Residency and Fellowship Programs
As part of the training required to practice medicine in the United States, most states require three to five years of graduate medical education for licensure. Subspecialty training through fellowships can extend the graduate medical education process to as much as 11 years after completion of MD program requirements.
Medical residencies and fellowships provide a vast array of inpatient and outpatient training experiences for future physicians as well as opportunities in medical research. IU School of Medicine sponsors 86 ACGME-accredited and 55 Non-ACGME residencies and fellowships in a broad range of specialties. IU School of Medicine is also the sponsoring institution for the accredited School of Dentistry residency and fellowship programs.
IU School of Medicine provides its resident and fellow physicians a generous benefits package that includes comprehensive health and medical coverage as well as mental health and personal counseling care. In addition, paid time off for residents and fellows is encouraged for the purpose of increasing personal well-being. House staff also receive on-call meals, preferential parking at no charge, and tuition discounts at Indiana University for dependents and spouse.
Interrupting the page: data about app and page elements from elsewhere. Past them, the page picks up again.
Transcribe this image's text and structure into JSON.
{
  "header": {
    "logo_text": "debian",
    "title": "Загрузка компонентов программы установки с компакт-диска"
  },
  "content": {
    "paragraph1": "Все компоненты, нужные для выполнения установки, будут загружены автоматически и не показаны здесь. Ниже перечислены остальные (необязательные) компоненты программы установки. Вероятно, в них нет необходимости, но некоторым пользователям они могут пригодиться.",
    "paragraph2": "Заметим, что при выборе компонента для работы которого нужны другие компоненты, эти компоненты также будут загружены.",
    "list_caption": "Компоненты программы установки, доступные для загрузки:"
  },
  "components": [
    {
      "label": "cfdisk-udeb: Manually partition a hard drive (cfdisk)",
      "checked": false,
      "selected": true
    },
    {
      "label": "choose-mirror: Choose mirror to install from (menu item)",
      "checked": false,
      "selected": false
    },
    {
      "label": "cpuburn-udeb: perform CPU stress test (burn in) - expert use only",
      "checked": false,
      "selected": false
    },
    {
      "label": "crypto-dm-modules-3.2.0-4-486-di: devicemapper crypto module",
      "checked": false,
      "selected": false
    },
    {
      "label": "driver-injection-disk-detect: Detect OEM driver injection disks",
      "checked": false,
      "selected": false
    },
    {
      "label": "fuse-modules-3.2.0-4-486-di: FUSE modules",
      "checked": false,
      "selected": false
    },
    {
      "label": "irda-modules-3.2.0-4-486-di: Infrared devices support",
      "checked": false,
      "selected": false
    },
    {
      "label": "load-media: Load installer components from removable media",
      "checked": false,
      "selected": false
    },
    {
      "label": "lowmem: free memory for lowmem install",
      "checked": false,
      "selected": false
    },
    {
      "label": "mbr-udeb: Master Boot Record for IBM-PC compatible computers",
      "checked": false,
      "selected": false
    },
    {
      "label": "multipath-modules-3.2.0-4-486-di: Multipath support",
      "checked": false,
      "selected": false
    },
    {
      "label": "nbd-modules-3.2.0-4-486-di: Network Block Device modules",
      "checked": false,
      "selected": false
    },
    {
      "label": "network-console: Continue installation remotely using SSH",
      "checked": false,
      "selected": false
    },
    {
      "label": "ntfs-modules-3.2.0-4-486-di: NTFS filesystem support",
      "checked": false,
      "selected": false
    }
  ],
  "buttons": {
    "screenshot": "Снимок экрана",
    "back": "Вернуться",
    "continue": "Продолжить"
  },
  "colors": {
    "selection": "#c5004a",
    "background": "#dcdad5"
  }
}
Patient Care in Prestigious Hospitals and Centers
Expansive Medical Libraries
Several professional medical libraries are available to IU School of Medicine residents and fellows. The IU Health Medical Library is located in Methodist Hospital and is equipped with computers and office equipment for use by graduate medical education trainees. Library services at the Ruth Lilly Medical Library include reference assistance, inter-library loans, and free training classes. The VA Medical Library is provided by the US Department of Veterans Affairs.
Integrating resident physicians into the local healthcare and wellness environment is central to the experience at IU School of Medicine, where networking opportunities and access to the academic mission of the organization complement the clinical skills gained as part of training. A mentoring program matches each resident with a Faculty mentor who offers expertise and advice in the specialty area of focus. Residents also participate on professional committees to round out the experience and prepare for successful careers in medicine.
In addition, the Underrepresented in Medicine (URM) Mentor/Mentee Program is designed to enhance the experience of underrepresented residents and fellows in Medicine—including first generation learners, learners from rural areas, and educationally or economically disadvantaged learners—to ensure that all future physicians are poised for successful careers regardless of ethnicity, race, sexual orientation, gender identity or other personal attributes. The program engages residents and fellows with faculty committed to supporting the development of a diverse workforce in healthcare and offers a wide range of activities, social events, workshops and networking opportunities.